------ Entries provided

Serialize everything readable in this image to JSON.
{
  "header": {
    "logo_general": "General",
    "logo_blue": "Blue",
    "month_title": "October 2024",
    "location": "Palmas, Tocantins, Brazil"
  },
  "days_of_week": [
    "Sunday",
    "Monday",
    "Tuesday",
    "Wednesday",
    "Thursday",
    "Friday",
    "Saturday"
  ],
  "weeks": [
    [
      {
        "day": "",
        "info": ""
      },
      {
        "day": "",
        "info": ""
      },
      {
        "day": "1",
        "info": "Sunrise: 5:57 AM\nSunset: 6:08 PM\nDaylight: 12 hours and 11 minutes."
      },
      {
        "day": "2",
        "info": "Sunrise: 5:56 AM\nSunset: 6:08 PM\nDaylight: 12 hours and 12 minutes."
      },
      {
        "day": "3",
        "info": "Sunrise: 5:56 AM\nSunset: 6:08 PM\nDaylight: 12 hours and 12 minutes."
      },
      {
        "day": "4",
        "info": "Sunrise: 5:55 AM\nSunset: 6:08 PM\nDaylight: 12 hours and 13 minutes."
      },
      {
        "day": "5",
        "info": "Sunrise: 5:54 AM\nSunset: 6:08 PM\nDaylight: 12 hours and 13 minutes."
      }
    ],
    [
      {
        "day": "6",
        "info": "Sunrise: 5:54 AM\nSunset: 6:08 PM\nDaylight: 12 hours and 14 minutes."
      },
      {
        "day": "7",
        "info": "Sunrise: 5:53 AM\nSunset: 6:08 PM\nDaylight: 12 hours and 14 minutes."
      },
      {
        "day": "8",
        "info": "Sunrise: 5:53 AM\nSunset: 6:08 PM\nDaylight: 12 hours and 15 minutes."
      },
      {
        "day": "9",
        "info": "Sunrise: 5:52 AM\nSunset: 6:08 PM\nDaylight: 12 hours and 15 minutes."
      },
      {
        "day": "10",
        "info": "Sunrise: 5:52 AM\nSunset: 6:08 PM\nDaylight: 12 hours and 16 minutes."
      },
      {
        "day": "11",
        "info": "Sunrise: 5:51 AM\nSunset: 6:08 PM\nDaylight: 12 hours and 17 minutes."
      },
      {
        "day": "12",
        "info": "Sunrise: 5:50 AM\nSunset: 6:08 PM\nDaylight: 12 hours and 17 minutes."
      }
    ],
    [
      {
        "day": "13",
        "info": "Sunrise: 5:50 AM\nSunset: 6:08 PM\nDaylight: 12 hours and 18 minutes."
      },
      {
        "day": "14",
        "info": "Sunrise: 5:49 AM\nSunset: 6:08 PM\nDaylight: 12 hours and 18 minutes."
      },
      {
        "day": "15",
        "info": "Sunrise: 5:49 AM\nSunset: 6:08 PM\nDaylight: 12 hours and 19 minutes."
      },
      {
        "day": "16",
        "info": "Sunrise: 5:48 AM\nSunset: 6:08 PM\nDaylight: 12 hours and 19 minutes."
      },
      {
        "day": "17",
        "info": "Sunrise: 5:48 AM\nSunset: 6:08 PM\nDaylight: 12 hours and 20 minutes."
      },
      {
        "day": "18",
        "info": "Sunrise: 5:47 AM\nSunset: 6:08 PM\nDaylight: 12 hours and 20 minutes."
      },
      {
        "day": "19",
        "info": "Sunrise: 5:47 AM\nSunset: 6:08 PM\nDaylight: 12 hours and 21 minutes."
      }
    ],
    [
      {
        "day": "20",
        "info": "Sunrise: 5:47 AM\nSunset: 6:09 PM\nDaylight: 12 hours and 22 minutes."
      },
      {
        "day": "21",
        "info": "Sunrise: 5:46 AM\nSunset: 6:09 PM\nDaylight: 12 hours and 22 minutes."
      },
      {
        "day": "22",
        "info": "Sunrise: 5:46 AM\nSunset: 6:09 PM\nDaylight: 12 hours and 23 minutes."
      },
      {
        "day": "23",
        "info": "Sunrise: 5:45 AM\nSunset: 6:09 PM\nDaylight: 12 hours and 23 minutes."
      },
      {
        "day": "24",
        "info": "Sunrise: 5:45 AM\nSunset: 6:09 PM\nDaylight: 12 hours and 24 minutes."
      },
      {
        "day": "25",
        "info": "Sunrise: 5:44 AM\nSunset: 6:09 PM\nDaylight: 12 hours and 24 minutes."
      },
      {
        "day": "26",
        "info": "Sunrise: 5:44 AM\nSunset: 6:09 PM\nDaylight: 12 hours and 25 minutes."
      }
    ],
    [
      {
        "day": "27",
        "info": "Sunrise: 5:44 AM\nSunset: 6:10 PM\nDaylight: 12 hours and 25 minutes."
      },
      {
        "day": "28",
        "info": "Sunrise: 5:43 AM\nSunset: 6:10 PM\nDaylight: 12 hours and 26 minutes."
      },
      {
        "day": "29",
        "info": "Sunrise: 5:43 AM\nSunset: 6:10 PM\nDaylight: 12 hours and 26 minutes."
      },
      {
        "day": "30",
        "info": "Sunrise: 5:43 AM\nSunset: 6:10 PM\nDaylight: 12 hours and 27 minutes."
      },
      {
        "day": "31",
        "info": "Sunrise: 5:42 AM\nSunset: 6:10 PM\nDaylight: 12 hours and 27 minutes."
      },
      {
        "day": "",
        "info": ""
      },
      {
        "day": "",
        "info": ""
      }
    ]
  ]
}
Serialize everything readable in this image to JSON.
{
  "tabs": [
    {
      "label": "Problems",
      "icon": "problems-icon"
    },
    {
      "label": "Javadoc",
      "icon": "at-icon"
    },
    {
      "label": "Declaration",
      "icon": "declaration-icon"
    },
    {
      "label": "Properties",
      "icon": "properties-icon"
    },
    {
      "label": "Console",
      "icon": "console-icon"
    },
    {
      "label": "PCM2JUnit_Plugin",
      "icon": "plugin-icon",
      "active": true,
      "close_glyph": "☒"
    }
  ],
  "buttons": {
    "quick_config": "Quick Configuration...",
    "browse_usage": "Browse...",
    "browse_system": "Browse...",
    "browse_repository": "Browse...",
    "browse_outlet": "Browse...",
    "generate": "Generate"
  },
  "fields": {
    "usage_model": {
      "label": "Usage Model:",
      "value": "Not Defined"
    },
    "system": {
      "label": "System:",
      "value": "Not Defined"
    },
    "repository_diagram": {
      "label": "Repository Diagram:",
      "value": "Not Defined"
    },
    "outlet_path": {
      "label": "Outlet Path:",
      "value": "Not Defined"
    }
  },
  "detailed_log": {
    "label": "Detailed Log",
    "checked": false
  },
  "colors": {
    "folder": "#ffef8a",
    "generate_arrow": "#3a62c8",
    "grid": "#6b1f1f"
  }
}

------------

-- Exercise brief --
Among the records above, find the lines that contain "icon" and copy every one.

-- Task result --
      "icon": "problems-icon"
      "icon": "at-icon"
      "icon": "declaration-icon"
      "icon": "properties-icon"
      "icon": "console-icon"
      "icon": "plugin-icon",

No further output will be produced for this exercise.